Bettman said the thought of the NFL moving to Vegas, in his opinion, wasn’t, “anywhere close to a done deal.”
Daly added that even if there was movement by the NFL toward Vegas, it would not be seen as a “deterrent” to the NHL expanding there.
More Olympic issues. IOC President Thomas Bach and IIHF President Rene Fasel have gone on record they want to end paying the out-of-pocket expenses for NHL players to attend the Olympics.
That’s a non-starter for the NHL if they want participation of its players. The practice of subsidy has been in effect for the past five Winter Olympics.
“If they are unable to resolve the issue, I have no doubt it will have an impact on our decision,” Bettman said, adding the NHL would have to take a hard look at continued Olympic participation since its member clubs aren’t interest in putting up the “many, many millions” it would take to make up the financial gap.
Whenever there is change in the IOC leadership, Bettman said, there are always discussions of whether some sports, such as hockey, should receive subsidies.
Snider not replaced. Bettman said that former Flyers chairman Ed Snider’s spot on the 10-person executive committee and competition committee, has not been filled since his death in April.
Snider was an original member of the league’s competition committee and the only owner on it.
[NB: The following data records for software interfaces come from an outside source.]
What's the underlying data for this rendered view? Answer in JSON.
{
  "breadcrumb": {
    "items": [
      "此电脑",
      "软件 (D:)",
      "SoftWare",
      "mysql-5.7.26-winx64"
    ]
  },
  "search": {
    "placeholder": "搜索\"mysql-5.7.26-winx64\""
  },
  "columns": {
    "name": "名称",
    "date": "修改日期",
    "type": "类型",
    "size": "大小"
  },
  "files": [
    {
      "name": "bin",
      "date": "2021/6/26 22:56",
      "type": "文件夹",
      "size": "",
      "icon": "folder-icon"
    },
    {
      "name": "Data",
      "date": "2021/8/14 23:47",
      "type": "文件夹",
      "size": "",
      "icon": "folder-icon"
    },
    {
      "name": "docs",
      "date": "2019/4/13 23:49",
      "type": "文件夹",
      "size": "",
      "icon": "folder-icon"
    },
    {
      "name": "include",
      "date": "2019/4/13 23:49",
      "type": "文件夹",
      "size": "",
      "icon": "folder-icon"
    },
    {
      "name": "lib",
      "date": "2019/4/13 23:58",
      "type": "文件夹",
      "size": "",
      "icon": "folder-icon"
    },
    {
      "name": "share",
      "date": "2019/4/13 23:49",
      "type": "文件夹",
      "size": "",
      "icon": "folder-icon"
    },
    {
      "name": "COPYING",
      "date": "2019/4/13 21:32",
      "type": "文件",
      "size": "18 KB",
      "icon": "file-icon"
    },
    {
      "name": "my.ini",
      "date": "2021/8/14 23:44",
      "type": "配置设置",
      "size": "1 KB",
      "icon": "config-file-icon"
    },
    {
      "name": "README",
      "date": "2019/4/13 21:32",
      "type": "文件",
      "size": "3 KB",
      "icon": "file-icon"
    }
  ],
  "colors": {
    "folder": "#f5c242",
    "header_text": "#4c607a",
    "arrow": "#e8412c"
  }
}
“He was a great owner and is terribly missed,” Bettman said.